My to-do list is over-stuffed and has been for an age. I’ve no doubt you are or have been, in a similar position. That’s why prioritising tasks and aims is a vital skill that can be improved and developed so that you don’t become overwhelmed and less efficient. One method I like to follow is using the Eisenhower Matrix, to sort urgent tasks from non-urgent ones and the important from the unimportant.
This category is more abstract. In manufacturing, recycling might mean re-purposing equipment to carry out multiple tasks by using a bit of ingenuity. For programmers, it may be something like using the same line of code in more than one software application.
13. Collaboration and Teamwork
Collaboration and teamwork are great ways to improve, validate and assess your ideas. Industry groups, co-working spaces, and online forums are great examples. You can share information and collaborate with others whilst still protecting your intellectual property. By doing this you can develop your ideas, try out new techniques, and may gradually become more productive in this area.
14. Acquiring Skills
Acquiring skills is much like gathering knowledge, save that it focuses on acquiring hard skills. That is to say, skills that can be measured and taught to others. Hard skills may include getting a university degree, a coding certification or a HGV licence. It’s now more important than ever to acquire new skills in a world where the speed of technological advances means that you must acquire skills to stay up to date.
Specialisation, or the division of labour, is one of the main reasons our civilization has advanced so much over the 20th century. Effectively delegating work to others can massively boost your productivity. You can streamline specialisation in many ways. You can put the right people in the right places and keep an eye on the progress of others. In many jobs, you’re reliant on others doing their work well before you are able to complete your own work. After all, would you be able to build a house if the subcontractors hadn’t dug the foundations correctly?

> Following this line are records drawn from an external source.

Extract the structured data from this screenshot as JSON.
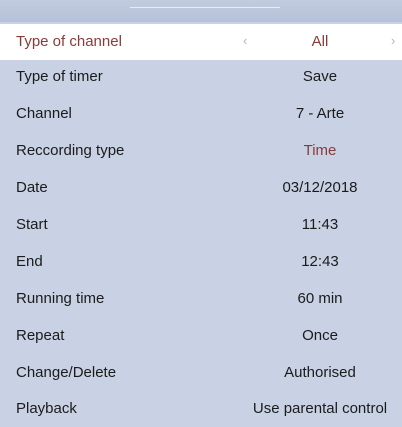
{
  "rows": [
    {
      "label": "Type of channel",
      "value": "All"
    },
    {
      "label": "Type of timer",
      "value": "Save"
    },
    {
      "label": "Channel",
      "value": "7 - Arte"
    },
    {
      "label": "Reccording type",
      "value": "Time"
    },
    {
      "label": "Date",
      "value": "03/12/2018"
    },
    {
      "label": "Start",
      "value": "11:43"
    },
    {
      "label": "End",
      "value": "12:43"
    },
    {
      "label": "Running time",
      "value": "60 min"
    },
    {
      "label": "Repeat",
      "value": "Once"
    },
    {
      "label": "Change/Delete",
      "value": "Authorised"
    },
    {
      "label": "Playback",
      "value": "Use parental control"
    }
  ],
  "selector_arrows": {
    "left": "‹",
    "right": "›"
  },
  "colors": {
    "background": "#c8d2e4",
    "selected_row": "#ffffff",
    "accent_text": "#8b3a3a",
    "text": "#1b1b1b"
  }
}
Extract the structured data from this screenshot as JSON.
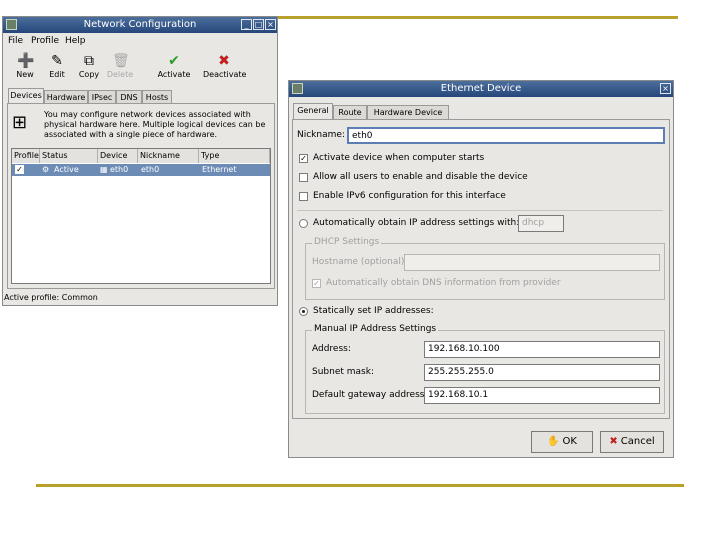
{
  "network_window": {
    "title": "Network Configuration",
    "menu": [
      "File",
      "Profile",
      "Help"
    ],
    "toolbar": [
      {
        "label": "New",
        "icon": "new-icon"
      },
      {
        "label": "Edit",
        "icon": "edit-icon"
      },
      {
        "label": "Copy",
        "icon": "copy-icon"
      },
      {
        "label": "Delete",
        "icon": "delete-icon"
      },
      {
        "label": "Activate",
        "icon": "check-icon"
      },
      {
        "label": "Deactivate",
        "icon": "x-icon"
      }
    ],
    "tabs": [
      "Devices",
      "Hardware",
      "IPsec",
      "DNS",
      "Hosts"
    ],
    "info_text": "You may configure network devices associated with physical hardware here.  Multiple logical devices can be associated with a single piece of hardware.",
    "columns": [
      "Profile",
      "Status",
      "Device",
      "Nickname",
      "Type"
    ],
    "rows": [
      {
        "profile": "✓",
        "status": "Active",
        "device": "eth0",
        "nickname": "eth0",
        "type": "Ethernet"
      }
    ],
    "status_bar": "Active profile: Common"
  },
  "ethernet_dialog": {
    "title": "Ethernet Device",
    "tabs": [
      "General",
      "Route",
      "Hardware Device"
    ],
    "nickname_label": "Nickname:",
    "nickname_value": "eth0",
    "activate_on_start": "Activate device when computer starts",
    "allow_users": "Allow all users to enable and disable the device",
    "enable_ipv6": "Enable IPv6 configuration for this interface",
    "auto_obtain": "Automatically obtain IP address settings with:",
    "auto_method": "dhcp",
    "dhcp_group": "DHCP Settings",
    "hostname_label": "Hostname (optional):",
    "auto_dns": "Automatically obtain DNS information from provider",
    "static_set": "Statically set IP addresses:",
    "manual_group": "Manual IP Address Settings",
    "address_label": "Address:",
    "address_value": "192.168.10.100",
    "subnet_label": "Subnet mask:",
    "subnet_value": "255.255.255.0",
    "gateway_label": "Default gateway address:",
    "gateway_value": "192.168.10.1",
    "ok_label": "OK",
    "cancel_label": "Cancel"
  },
  "colors": {
    "rule": "#b8a02a",
    "titlebar": "#24467a",
    "selection": "#6c8cb6"
  }
}
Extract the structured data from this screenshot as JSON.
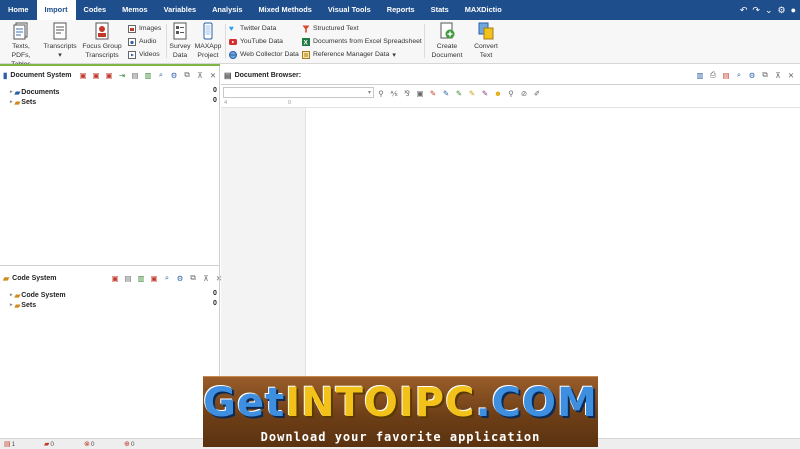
{
  "menu": {
    "tabs": [
      "Home",
      "Import",
      "Codes",
      "Memos",
      "Variables",
      "Analysis",
      "Mixed Methods",
      "Visual Tools",
      "Reports",
      "Stats",
      "MAXDictio"
    ],
    "active_tab": "Import"
  },
  "ribbon": {
    "texts_label_1": "Texts, PDFs,",
    "texts_label_2": "Tables",
    "transcripts_label": "Transcripts",
    "focus_label_1": "Focus Group",
    "focus_label_2": "Transcripts",
    "images_label": "Images",
    "audio_label": "Audio",
    "videos_label": "Videos",
    "survey_label_1": "Survey",
    "survey_label_2": "Data",
    "maxapp_label_1": "MAXApp",
    "maxapp_label_2": "Project",
    "twitter_label": "Twitter Data",
    "youtube_label": "YouTube Data",
    "webcollector_label": "Web Collector Data",
    "structured_label": "Structured Text",
    "excel_label": "Documents from Excel Spreadsheet",
    "reference_label": "Reference Manager Data",
    "create_label_1": "Create",
    "create_label_2": "Document",
    "convert_label_1": "Convert",
    "convert_label_2": "Text"
  },
  "document_system": {
    "title": "Document System",
    "items": [
      {
        "label": "Documents",
        "count": "0"
      },
      {
        "label": "Sets",
        "count": "0"
      }
    ]
  },
  "code_system": {
    "title": "Code System",
    "items": [
      {
        "label": "Code System",
        "count": "0"
      },
      {
        "label": "Sets",
        "count": "0"
      }
    ]
  },
  "document_browser": {
    "title": "Document Browser:",
    "ruler_marks": [
      "4",
      "0"
    ]
  },
  "statusbar": {
    "items": [
      {
        "icon": "document-icon",
        "value": "1"
      },
      {
        "icon": "code-icon",
        "value": "0"
      },
      {
        "icon": "coded-segment-icon",
        "value": "0"
      },
      {
        "icon": "memo-icon",
        "value": "0"
      }
    ]
  },
  "watermark": {
    "title_a": "Get",
    "title_b": "INTO",
    "title_c": "IPC",
    "title_d": ".COM",
    "subtitle": "Download your favorite application"
  },
  "colors": {
    "menubar": "#1f4e8c",
    "accent_green": "#7fb447",
    "watermark_blue": "#3f8fe0",
    "watermark_yellow": "#f2c21b"
  }
}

Tools can include any physical means or app you use to do your job. To become more productive you should get rid of tools that don’t help you perform well or even hinder you and make you less efficient. Review the tools you use regularly and keep an eye out for new ones that may prove to be more useful. Some tools you might use include, Trello, Todoist, Evernote, or Hive, as well as a trusty pen and notepad.
Tactics are techniques you employ to help you finish your work. Refining your tactics or changing them can noticeably increase your efficiency. Some tactics may be as simple as tackling the most cognitively demanding tasks in the morning when you have more energy. By the same token, leaving more creative tasks for the afternoon when possible may be a tactic you adopt to try to maximise your productivity.
Clearly, some of these components fall into multiple categories. Nevertheless, you’re now aware of them and may have some idea which aspects are most pertinent to you. You can begin to assess whether you’re making the most out of them.
What can you do now?
Now you know how to break down productivity, it may be a good idea to itemise all the elements relevant to you and put them on a spreadsheet so you can use them in your work. For example, you might put meditation in the ‘Motivation’ category, do the hardest task first under ‘Tactics’, and Todoist under ‘Tools’. You might even want to score yourself out of ten for each element. You can then update it over time to track your progress.
We’ve covered all the elements of productivity, from more concrete aspects like setting goals to more abstract categories like recycling. What could be easier than improving your efficiency with the superb new system you’ve created? Give it a go today. Before you know it, you’ll be well on your way to becoming more efficient than ever!